Everyone here at CreativeJamie.com was saddened to learn that Harold Ramis had passed away after a battle with a rare illness. We loved watching him on the screen (Ghostbusters, Stripes), but his directorial accomplishments (Groundhog Day, National Lampoon’s Vacation, Caddyshack) were just as notable. Whether in front of or behind the camera, Harold Ramis always gave us something to smile about. The world is surely poorer for this loss.

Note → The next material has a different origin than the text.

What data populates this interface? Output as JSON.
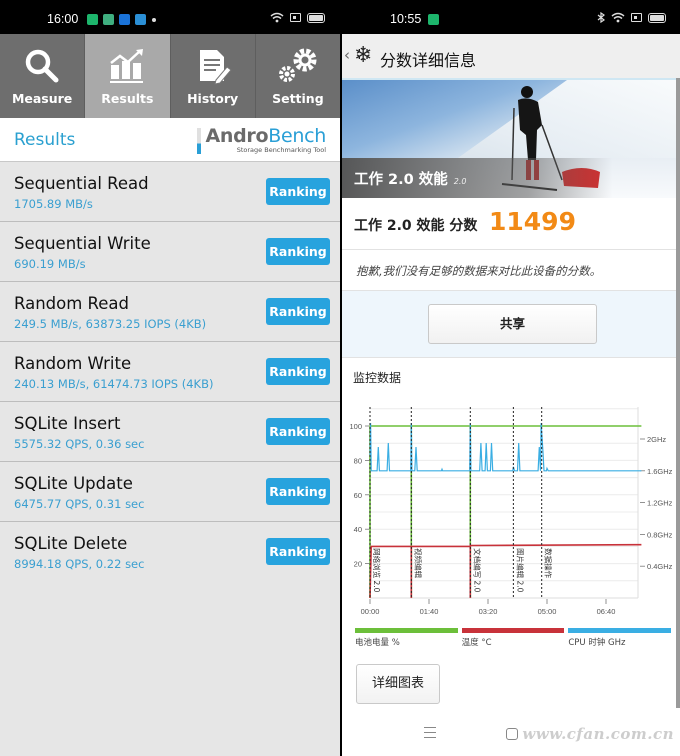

A few weeks ago, I dropped a quick movie review of Nebraska which stated that the film was so good, there wasn’t much else for me to say. That Awkward Moment is the antithesis of Nebraska; it sucks so bad, there’s just not much to talk about. Zac Efron, Miles Teller (who manages to not annoy me in the way a similar character did in I Give it a Year – which isn’t nearly as good as this movie, by the way – if that means anything) and Michael B. Jordan are all fine actors and funny dudes, but even quality performances can’t save a screenplay this bad. The movie is centered around three dudes talking, and men just don’t talk this way, nor would women fantasize they would, leaving me to wonder exactly who this movie is for. The story isn’t even by the numbers – that’s giving it too much credit. This story is watercolors bad. That’s how predictable it is; I got up and went to the bathroom and missed about 3 minutes because I knew I wouldn’t miss anything I couldn’t figure out in five seconds and I was RIGHT! No one can save this movie from itself.
But, I’ve seen worse movies, so let’s give That Awkward Moment a 4 out of 10 and be done with it. (The movie’s title reminds me of that old Drifters song “This Magic Moment,” which is currently stuck in my head, so I can thank them for that.)
Here’s where the wheels start to come off.
If you’ll check my Batman post, you’ll see that while I love the movie, I’m quick to admit that it’s not without fault and I’m not the world’s biggest Tim Burton fan. Batman Returns is chock full of Burtony goodness, and it’s to the film’s detriment – but, if ever there was a movie that was saved by performances, it’s this one. Read the rest of this entry